Seasonal Allergies News
Have you been going about your days with sneezing, runny nose and itchy, watery eyes? The good news: it is not swine flu! The bad news: we are experiencing higher than usual pollen counts this year…
Seasonal allergies, or “hay fever,” occur at specific times of the year, depending upon the individual’s sensitivities. In many areas of the U.S., those suffering in the springtime are usually allergic to tree pollen. The most common culprits include oak, elm, maple, alder, birch, juniper, and olive.
In early summer, grass pollens are usually the source of seasonal allergies; in the late summer, it is usually ragweed.
The good news is that there is a lot that you can do to reduce your exposure to pollen, as well as to minimize the reaction that you have to it. We hope you find the following article helpful- it outlines updated information about how you can feel better- today!
Seasonal Allergy Update Foods To Avoid in Allergy Season
by Cora Rivard, N.D.
Did you know that eating certain foods may aggravate your seasonal allergy symptoms? This is because certain foods can cross-react with the same immune responses which react to certain types of pollen (especially birch, cedar, and ragweed).
People with seasonal allergies may find some relief by avoiding certain common foods while their allergies are most active (it is not necessary to avoid them during the rest of the year):
If you suspect you have a birch tree pollen allergy, try avoiding the following: almonds, apples, apricots, carrots, celery, cherries, coriander, fennel, hazelnuts, kiwi, lychee fruit, nectarines, parsley, parsnips, peaches, pears, peppers, persimmon, plums, potatoes, prunes, soy, wheat, zucchini, walnuts.
For grass pollen allergy: celery, watermelon, oranges, peaches, tomatoes Ragweed pollen Bananas, melons (watermelon, cantaloupe, honeydew), gourd family (cucumber, zucchini and squash), chamomile, echinacea, sunflower seeds, zucchini.
For alder pollen allergy: celery, pears, apples, almonds, cherries, hazelnuts, peaches, parsley.
For mugwort pollen allergy: celery, fennel, carrots, parsley, coriander, sunflower, peppers.
It may also be a good idea to avoid using teas or other natural supplements which contain echinacea or chamomile during that time, as both of these plants are related to the plants in the ragweed family.

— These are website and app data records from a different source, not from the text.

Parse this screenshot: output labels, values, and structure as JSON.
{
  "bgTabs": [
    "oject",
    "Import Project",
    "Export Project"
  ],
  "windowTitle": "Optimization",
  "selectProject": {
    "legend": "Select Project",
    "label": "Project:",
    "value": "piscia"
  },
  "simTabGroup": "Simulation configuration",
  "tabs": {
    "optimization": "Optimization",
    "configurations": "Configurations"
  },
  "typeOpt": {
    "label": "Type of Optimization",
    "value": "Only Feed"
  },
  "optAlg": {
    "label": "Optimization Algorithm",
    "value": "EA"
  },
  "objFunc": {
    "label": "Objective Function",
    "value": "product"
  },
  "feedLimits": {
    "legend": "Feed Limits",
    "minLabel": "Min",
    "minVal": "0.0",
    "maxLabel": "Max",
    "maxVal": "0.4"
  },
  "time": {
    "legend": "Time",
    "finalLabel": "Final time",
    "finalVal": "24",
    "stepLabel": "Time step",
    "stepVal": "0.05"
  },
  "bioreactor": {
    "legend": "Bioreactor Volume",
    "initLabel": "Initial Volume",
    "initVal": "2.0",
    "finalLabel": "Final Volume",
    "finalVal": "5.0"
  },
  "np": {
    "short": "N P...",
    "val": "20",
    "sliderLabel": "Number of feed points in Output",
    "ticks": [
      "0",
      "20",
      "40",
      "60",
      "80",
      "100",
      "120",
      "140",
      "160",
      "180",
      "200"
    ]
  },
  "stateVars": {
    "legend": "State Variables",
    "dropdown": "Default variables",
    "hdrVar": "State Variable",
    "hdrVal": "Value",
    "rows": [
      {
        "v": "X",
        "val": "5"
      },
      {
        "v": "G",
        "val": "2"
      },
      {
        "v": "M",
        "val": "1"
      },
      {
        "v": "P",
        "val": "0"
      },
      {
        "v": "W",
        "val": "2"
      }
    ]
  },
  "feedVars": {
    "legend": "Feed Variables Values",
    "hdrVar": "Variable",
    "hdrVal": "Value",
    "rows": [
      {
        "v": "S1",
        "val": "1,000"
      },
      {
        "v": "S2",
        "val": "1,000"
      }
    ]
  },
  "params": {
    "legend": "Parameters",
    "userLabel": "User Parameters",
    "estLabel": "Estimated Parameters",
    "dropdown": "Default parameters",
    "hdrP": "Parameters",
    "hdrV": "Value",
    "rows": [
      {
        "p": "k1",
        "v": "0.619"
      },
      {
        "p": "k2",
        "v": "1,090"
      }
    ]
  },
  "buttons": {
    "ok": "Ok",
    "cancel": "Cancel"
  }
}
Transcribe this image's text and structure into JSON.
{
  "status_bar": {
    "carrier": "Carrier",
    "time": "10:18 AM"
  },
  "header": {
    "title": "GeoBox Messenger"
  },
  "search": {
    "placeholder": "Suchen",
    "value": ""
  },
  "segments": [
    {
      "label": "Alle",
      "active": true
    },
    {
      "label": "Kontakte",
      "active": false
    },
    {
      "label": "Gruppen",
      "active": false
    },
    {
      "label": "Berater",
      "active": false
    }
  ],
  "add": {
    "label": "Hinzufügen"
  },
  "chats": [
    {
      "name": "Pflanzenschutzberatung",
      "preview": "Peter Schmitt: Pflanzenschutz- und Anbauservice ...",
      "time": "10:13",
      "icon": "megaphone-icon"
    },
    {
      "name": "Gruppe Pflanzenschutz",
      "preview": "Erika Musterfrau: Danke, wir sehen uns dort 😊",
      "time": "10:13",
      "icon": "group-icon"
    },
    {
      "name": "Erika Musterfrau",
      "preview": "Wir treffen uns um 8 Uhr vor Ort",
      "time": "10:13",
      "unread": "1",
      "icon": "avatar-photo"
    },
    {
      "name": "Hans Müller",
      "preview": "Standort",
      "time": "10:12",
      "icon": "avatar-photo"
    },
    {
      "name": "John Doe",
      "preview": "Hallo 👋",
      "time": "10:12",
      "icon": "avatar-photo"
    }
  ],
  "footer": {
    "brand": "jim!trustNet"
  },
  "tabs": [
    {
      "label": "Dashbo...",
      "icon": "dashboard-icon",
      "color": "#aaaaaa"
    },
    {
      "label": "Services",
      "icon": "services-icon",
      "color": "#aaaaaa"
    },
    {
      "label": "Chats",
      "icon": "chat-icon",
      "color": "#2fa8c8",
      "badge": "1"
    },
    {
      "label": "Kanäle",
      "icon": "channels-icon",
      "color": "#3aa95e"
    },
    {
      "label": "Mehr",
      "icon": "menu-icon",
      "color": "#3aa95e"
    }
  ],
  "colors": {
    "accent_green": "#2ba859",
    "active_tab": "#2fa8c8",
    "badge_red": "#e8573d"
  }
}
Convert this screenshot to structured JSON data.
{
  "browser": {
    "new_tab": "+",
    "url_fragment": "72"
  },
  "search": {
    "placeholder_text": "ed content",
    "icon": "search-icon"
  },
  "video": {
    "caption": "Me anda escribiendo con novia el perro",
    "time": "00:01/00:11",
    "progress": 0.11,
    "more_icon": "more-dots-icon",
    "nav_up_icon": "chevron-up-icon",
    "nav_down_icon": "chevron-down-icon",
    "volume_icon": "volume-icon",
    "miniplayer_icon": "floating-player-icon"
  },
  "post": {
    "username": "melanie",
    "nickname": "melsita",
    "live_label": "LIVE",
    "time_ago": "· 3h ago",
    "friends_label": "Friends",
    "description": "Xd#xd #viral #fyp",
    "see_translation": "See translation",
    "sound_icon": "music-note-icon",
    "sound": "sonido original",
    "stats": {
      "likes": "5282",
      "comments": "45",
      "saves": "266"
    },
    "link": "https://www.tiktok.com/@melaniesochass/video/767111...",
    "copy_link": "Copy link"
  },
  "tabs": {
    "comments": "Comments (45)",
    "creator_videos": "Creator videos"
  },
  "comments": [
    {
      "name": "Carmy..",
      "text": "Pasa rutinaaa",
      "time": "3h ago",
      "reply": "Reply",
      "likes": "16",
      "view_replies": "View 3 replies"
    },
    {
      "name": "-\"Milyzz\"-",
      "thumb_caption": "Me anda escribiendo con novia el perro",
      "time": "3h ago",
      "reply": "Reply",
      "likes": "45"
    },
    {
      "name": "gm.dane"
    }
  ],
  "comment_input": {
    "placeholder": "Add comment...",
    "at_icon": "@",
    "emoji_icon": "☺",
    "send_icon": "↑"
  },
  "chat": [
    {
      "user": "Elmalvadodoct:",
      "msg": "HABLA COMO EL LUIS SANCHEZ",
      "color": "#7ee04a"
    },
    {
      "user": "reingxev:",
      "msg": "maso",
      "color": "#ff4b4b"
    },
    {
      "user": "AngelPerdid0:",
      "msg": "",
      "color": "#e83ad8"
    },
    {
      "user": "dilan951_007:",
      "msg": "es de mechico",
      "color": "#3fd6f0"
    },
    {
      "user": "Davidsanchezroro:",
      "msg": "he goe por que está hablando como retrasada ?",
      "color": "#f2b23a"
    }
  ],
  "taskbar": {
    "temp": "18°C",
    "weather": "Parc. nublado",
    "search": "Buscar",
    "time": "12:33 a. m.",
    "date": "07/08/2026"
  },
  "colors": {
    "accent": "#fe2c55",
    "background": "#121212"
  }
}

Other foods to avoid in excess are ones which contain a large proportion of a certain type of fatty acid: omega-6, known as linoleic acid (not to be confused with omega-3/ALA or alpha-linolenic acid.) While consumption of both varieties is essential to human health, the diet in the U.S. tends to be relatively high in omega-6, in relation to omega-3, an imbalance that has been implicated in causing inflammation and far-reaching consequences in many types of chronic diseases. Oils high in the omega-6’s include many of the vegetable oils used for high heat cooking or frying, such as corn, soybean, safflower, and sunflower oils. It is therefore a good idea to avoid fried foods, bakery goods (such as donuts, pastries, and cakes), and fast foods. Studies have not yet illuminated whether using omega-3’s, such as fish oils, can directly reduce allergy symptoms, but they have repeatedly shown the adverse effects of a diet excessive in omega-6 foods.
So what else can you do to help reduce the symptoms of seasonal allergies? It is always a good idea to reduce your exposure to pollens as much as possible. One way is to avoid exercising outside in the early morning hours, when many plants tend to release their pollen. Pollen counts are usually lower on cool or rainy days and higher on warm, sunny days, particularly the first sunny day after it has been rainy.
It is also a good idea to launder your sheets and clothing frequently with hot water and use an extra rinse cycle.
Some people report relief with using a saline rinse, either commercially prepared or with a neti pot, to rinse out the pollen and reduce irritation to the lining of the nasal passages.
1. Inomata, N., et al. “Oral allergy syndrome due to plant-derived foods: a clinical review of 63 patients over a period of 6 years.” Aerugi (Japanese Journal of Pediatric Allergy and Immunology). 2007, 56(10):1276-84
2. Gall, H., et al. “Kiwi fruit allergy: a new birch pollen-associated food allergy.”Journal of Allergy and Clinical Immunology. 1994, July(1):70-6
Featured Products For Seasonal Allergies
At Rockwell Nutrition, we have a choice of products which may help to relieve the annoyance of seasonal allergies. Please visit our section on seasonal allergies.
Rockwell Nutrition’s goal is to provide you and your loved ones with valuable information so that you may prosper in life. We provide licensed health care practitioners to advise you best on your supplement choices and research based, pharmaceutical supplements to empower you in your health and life path. Please let us know what other topics you would like to know more about.
Annika Rockwell, CN
Julie Haugen, MS, RD, LN
Rockwell Nutrition, Inc.